Memories is not the only place where brands can realise the potential of Snapchat. Apart from having owned Snapchat accounts, brands can also tap into influencer marketing and geofilters. Geofilters are “a fun way to share where you are, or what you’re up to, by adding a fun overlay to your snap”. More and more brands and agencies are experimenting with on-demand Geofilters, where people and businesses design filters for specific physical spaces during set periods of time. This is a great way to increase brand awareness for a launch or major event, or even when a consumer visits a retailer or restaurant, for example. It takes just one day for filters to be approved. Win!
At The PHA Group, we recently created a bespoke Snapchat filter for our summer party and it went down a treat, with lots of engagement across the agency. We had a total of 3.1k views on the filter during the evening.
So, what’s next?
Snapchat is a really exciting space at the moment, for personal and business users alike. I don’t know about you, but I absolutely love Snapchat right now. For me, Snapchat has always seemed like the most authentic social network. It’s a quick and easy way to be social, to learn and to be engaged by other people’s experiences and personalities. So far, the app hasn’t focused too deeply on numbers, with no follower counts. You and you only can see how many people viewed your content – so it’s real, and less of a popularity contest. As it grows, it is likely that there will be a more robust system for analytics introduced, but for now, the onus is on the content, rather than the numbers.

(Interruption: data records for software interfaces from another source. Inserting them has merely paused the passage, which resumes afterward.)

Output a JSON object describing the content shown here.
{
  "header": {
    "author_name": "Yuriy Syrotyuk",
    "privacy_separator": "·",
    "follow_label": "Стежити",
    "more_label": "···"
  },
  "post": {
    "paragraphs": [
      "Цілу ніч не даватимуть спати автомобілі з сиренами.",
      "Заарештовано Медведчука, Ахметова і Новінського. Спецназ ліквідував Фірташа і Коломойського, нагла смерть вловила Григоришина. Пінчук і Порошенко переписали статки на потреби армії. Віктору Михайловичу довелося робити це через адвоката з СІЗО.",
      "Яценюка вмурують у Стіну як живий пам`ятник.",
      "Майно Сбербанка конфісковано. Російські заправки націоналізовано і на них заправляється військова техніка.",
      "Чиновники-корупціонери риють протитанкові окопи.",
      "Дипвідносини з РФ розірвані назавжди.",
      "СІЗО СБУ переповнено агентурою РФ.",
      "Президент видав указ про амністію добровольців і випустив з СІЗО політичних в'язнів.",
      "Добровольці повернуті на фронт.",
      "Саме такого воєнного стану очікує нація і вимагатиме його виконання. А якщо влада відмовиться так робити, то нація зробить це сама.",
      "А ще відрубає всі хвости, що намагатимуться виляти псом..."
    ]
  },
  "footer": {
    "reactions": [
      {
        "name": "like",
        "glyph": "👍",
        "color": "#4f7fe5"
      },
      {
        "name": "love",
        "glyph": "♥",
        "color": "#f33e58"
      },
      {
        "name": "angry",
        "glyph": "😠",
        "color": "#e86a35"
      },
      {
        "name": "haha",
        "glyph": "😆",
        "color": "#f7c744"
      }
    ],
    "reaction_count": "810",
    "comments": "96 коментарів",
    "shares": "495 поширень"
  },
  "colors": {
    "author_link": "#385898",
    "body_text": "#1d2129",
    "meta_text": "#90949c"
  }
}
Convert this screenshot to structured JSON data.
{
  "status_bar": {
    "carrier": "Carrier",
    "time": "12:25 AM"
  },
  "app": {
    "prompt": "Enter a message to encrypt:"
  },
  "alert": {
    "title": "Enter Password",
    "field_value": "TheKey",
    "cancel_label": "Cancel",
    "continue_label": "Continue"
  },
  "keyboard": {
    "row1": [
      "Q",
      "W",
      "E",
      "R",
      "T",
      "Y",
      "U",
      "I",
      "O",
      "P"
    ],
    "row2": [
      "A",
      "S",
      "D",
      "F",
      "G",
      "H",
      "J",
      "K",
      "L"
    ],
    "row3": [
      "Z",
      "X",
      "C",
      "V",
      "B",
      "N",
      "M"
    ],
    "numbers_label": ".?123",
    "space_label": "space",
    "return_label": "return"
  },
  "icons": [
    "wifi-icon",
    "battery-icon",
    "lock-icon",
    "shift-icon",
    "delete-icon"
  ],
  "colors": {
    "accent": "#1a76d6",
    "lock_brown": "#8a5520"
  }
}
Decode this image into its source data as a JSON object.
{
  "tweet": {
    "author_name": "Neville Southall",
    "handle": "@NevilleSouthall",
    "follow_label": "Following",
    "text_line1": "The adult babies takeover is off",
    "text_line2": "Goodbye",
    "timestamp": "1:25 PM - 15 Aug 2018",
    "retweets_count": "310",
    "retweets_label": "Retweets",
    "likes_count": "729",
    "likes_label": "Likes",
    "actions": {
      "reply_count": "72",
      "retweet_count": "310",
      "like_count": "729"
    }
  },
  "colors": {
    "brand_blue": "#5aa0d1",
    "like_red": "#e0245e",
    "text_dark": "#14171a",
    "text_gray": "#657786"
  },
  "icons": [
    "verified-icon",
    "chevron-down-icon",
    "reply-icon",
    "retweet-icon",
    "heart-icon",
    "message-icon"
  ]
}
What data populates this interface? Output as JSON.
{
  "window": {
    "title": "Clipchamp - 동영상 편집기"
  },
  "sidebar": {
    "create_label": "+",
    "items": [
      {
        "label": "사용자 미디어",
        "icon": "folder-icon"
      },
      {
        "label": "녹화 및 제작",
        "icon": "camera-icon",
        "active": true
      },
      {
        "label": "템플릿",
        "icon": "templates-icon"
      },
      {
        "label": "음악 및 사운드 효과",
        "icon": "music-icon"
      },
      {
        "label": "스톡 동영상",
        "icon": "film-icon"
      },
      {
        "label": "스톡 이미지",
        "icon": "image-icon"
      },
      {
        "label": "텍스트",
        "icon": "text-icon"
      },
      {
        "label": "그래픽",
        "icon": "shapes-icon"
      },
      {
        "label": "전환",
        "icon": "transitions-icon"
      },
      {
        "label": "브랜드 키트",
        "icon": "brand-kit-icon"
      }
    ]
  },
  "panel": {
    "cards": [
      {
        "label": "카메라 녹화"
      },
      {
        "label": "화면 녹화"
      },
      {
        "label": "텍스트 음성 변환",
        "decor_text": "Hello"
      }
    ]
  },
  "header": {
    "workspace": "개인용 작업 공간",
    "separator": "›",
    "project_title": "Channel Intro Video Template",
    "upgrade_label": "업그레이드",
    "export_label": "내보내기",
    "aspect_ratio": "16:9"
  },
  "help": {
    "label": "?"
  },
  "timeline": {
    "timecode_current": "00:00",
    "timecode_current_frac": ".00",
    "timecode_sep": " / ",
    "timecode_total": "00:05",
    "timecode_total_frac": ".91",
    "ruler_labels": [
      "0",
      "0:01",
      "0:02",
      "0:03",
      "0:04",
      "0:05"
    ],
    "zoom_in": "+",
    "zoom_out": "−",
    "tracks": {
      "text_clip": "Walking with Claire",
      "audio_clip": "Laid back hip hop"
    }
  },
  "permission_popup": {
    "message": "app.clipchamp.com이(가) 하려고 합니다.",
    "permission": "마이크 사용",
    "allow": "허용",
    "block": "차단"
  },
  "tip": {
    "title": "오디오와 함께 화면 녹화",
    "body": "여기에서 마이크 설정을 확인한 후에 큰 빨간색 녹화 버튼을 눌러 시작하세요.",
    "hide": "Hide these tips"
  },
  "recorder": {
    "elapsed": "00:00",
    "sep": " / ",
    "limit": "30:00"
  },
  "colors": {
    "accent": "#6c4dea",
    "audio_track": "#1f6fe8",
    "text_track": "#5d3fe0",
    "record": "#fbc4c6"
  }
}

The app is a real platform for innovation right now, as if you don’t change you don’t grow. I believe more and more brands will jump on the Snapchat bandwagon this year as it has become more accessible, but let it be said – to be successful on Snapchat you must also be like the app itself – open to change and ready to meet the demands set by your audience.